[Task material Boundary: Start]

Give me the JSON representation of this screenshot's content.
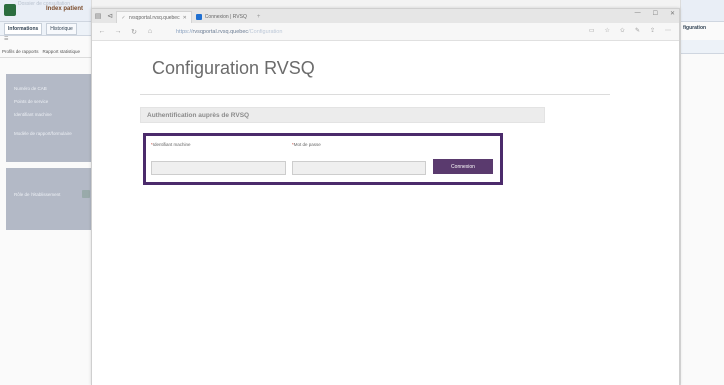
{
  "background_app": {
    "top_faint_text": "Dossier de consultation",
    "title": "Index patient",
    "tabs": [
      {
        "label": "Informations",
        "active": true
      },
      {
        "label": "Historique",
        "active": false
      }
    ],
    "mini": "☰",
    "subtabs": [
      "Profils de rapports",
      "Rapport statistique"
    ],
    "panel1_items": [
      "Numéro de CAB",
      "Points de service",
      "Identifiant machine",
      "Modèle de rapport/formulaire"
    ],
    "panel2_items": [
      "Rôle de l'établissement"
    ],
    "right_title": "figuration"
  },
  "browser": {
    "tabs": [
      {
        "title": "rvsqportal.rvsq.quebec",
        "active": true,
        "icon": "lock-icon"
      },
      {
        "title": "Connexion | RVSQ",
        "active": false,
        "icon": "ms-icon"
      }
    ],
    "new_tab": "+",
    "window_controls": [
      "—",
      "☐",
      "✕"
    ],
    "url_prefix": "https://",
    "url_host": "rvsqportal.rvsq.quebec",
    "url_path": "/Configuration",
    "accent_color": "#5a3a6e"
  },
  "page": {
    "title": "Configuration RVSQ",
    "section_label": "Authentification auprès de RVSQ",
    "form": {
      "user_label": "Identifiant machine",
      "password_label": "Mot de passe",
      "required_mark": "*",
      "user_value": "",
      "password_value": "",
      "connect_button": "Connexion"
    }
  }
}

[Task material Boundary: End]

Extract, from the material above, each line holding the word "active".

        "active": true
        "active": false
        "active": true,
        "active": false,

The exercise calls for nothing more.